[ACTION ITEM]:
The output should be all lines of the entries below in which the word "content" occurs.

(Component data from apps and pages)

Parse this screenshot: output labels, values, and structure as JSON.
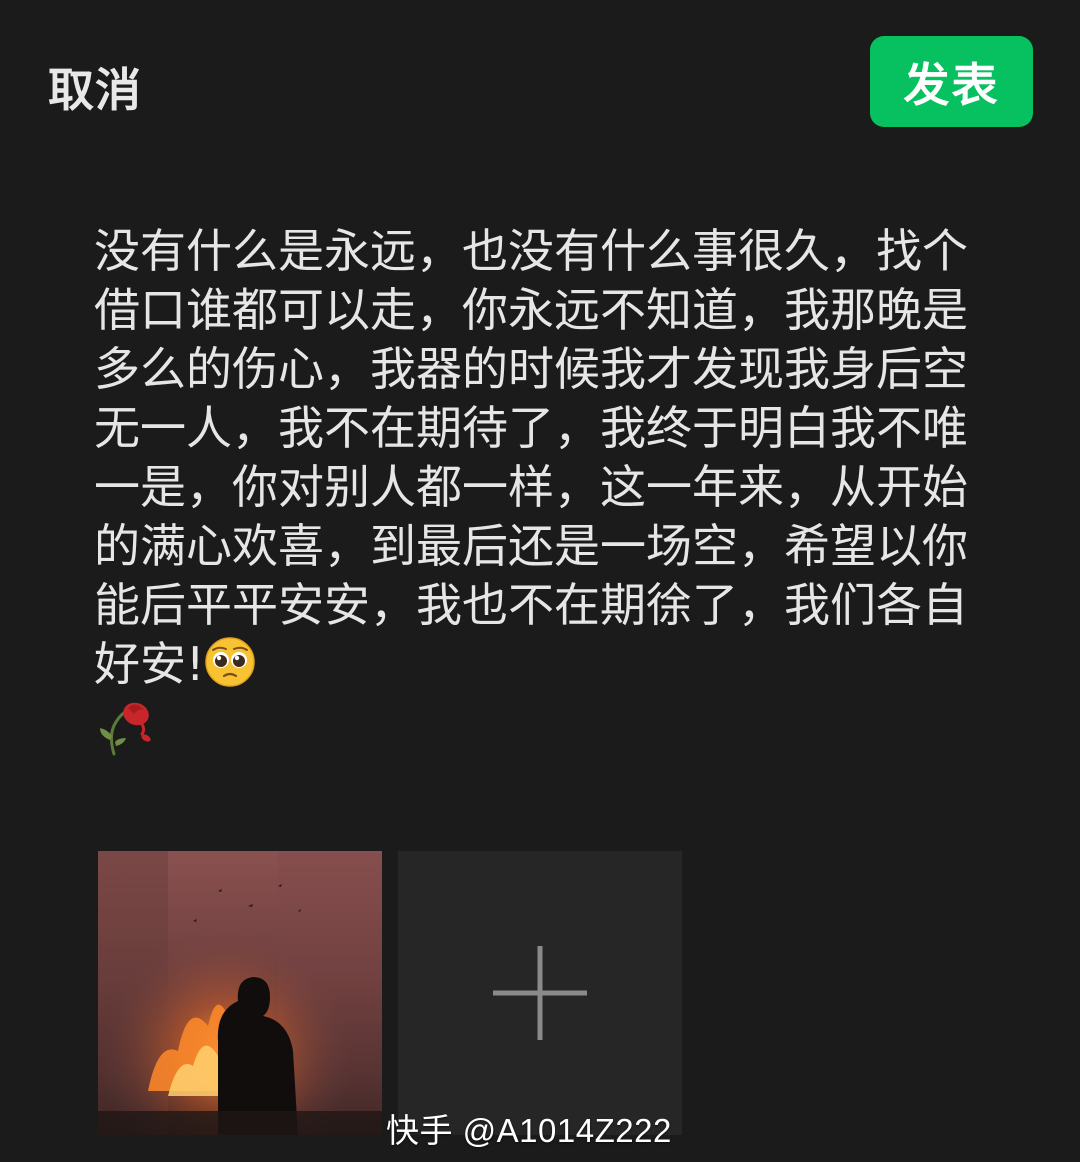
{
  "header": {
    "cancel_label": "取消",
    "post_label": "发表"
  },
  "post": {
    "text": "没有什么是永远，也没有什么事很久，找个借口谁都可以走，你永远不知道，我那晚是多么的伤心，我器的时候我才发现我身后空无一人，我不在期待了，我终于明白我不唯一是，你对别人都一样，这一年来，从开始的满心欢喜，到最后还是一场空，希望以你能后平平安安，我也不在期徐了，我们各自好安!",
    "emojis": [
      "pleading-face-icon",
      "wilted-rose-icon"
    ]
  },
  "media": {
    "thumbnail_icon": "photo-thumbnail",
    "add_icon": "plus-icon"
  },
  "watermark": {
    "text": "快手 @A1014Z222"
  },
  "colors": {
    "background": "#1b1b1b",
    "accent": "#07c160",
    "text": "#e6e6e6",
    "tile": "#262626"
  }
}
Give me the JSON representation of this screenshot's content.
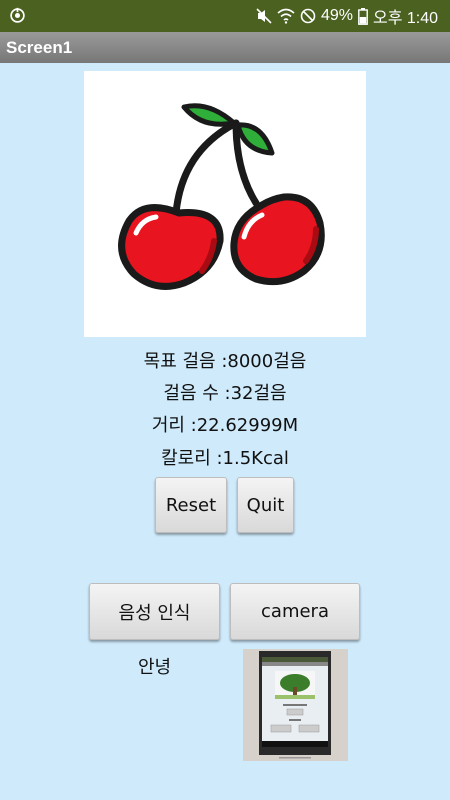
{
  "status_bar": {
    "battery_text": "49%",
    "time_text": "오후 1:40",
    "icons": [
      "app-notification-icon",
      "mute-icon",
      "wifi-icon",
      "do-not-disturb-icon",
      "battery-icon"
    ]
  },
  "app": {
    "screen_title": "Screen1"
  },
  "stats": {
    "goal": "목표 걸음 :8000걸음",
    "steps": "걸음 수 :32걸음",
    "distance": "거리 :22.62999M",
    "calories": "칼로리 :1.5Kcal"
  },
  "buttons": {
    "reset": "Reset",
    "quit": "Quit",
    "voice": "음성 인식",
    "camera": "camera"
  },
  "labels": {
    "hello": "안녕"
  },
  "colors": {
    "status_bar": "#4a6120",
    "background": "#cfeafb",
    "cherry_red": "#e8141f",
    "leaf_green": "#2fae3a"
  }
}
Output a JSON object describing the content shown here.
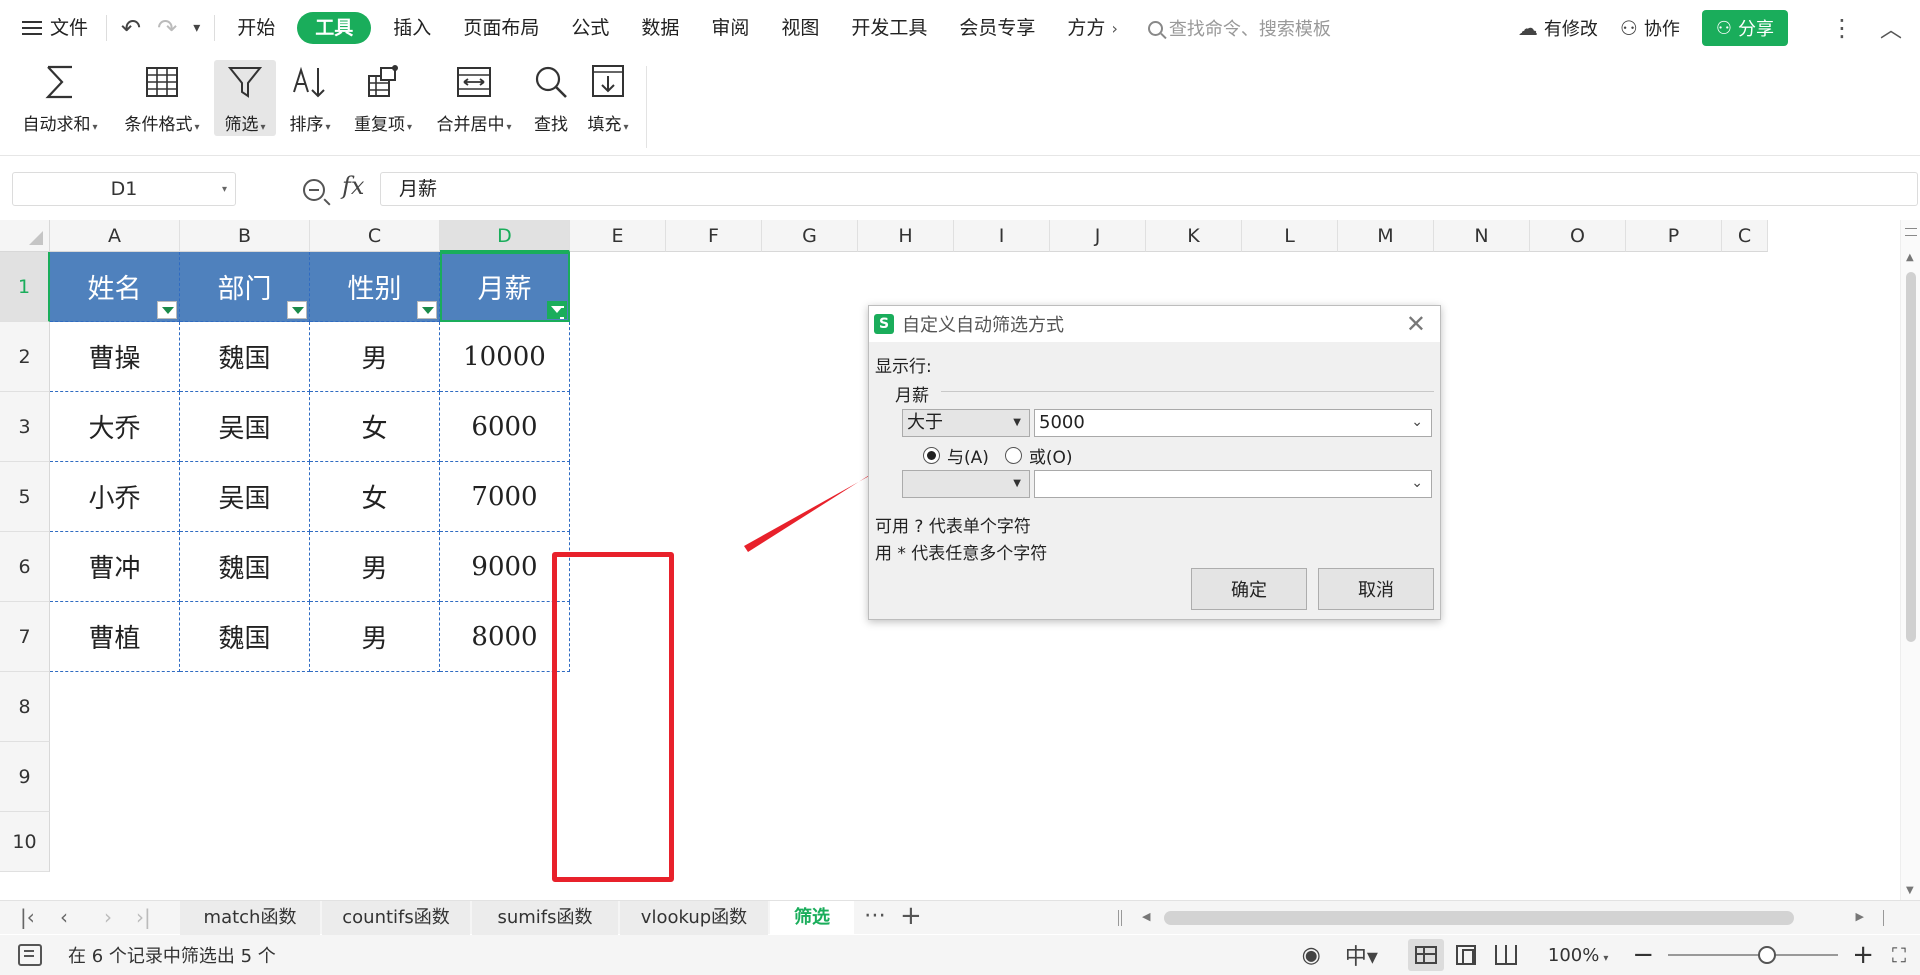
{
  "menu": {
    "file": "文件",
    "tabs": [
      "开始",
      "工具",
      "插入",
      "页面布局",
      "公式",
      "数据",
      "审阅",
      "视图",
      "开发工具",
      "会员专享",
      "方方"
    ],
    "active_tab": "工具",
    "search_placeholder": "查找命令、搜索模板",
    "modified": "有修改",
    "collab": "协作",
    "share": "分享"
  },
  "ribbon": {
    "autosum": "自动求和",
    "cond_format": "条件格式",
    "filter": "筛选",
    "sort": "排序",
    "duplicates": "重复项",
    "merge_center": "合并居中",
    "find": "查找",
    "fill": "填充"
  },
  "formula_bar": {
    "name_box": "D1",
    "fx": "fx",
    "content": "月薪"
  },
  "grid": {
    "columns": [
      "A",
      "B",
      "C",
      "D",
      "E",
      "F",
      "G",
      "H",
      "I",
      "J",
      "K",
      "L",
      "M",
      "N",
      "O",
      "P",
      "C"
    ],
    "selected_column": "D",
    "rows": [
      "1",
      "2",
      "3",
      "5",
      "6",
      "7",
      "8",
      "9",
      "10"
    ],
    "headers": [
      "姓名",
      "部门",
      "性别",
      "月薪"
    ],
    "data": [
      [
        "曹操",
        "魏国",
        "男",
        "10000"
      ],
      [
        "大乔",
        "吴国",
        "女",
        "6000"
      ],
      [
        "小乔",
        "吴国",
        "女",
        "7000"
      ],
      [
        "曹冲",
        "魏国",
        "男",
        "9000"
      ],
      [
        "曹植",
        "魏国",
        "男",
        "8000"
      ]
    ]
  },
  "dialog": {
    "title": "自定义自动筛选方式",
    "show_rows": "显示行:",
    "field": "月薪",
    "operator1": "大于",
    "value1": "5000",
    "and_label": "与(A)",
    "or_label": "或(O)",
    "selected": "and",
    "operator2": "",
    "value2": "",
    "hint1": "可用 ? 代表单个字符",
    "hint2": "用 * 代表任意多个字符",
    "ok": "确定",
    "cancel": "取消"
  },
  "sheets": {
    "tabs": [
      "match函数",
      "countifs函数",
      "sumifs函数",
      "vlookup函数",
      "筛选"
    ],
    "active": "筛选"
  },
  "status": {
    "text": "在 6 个记录中筛选出 5 个",
    "zoom": "100%",
    "zoom_level": 0.58
  },
  "colors": {
    "accent": "#1aad5b",
    "header_fill": "#4f81bd",
    "highlight_red": "#e8212b"
  }
}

[REPLY TO THE TASK]:
Give me the JSON representation of this screenshot's content.
Output a JSON object describing the content shown here.
    "content": "月薪"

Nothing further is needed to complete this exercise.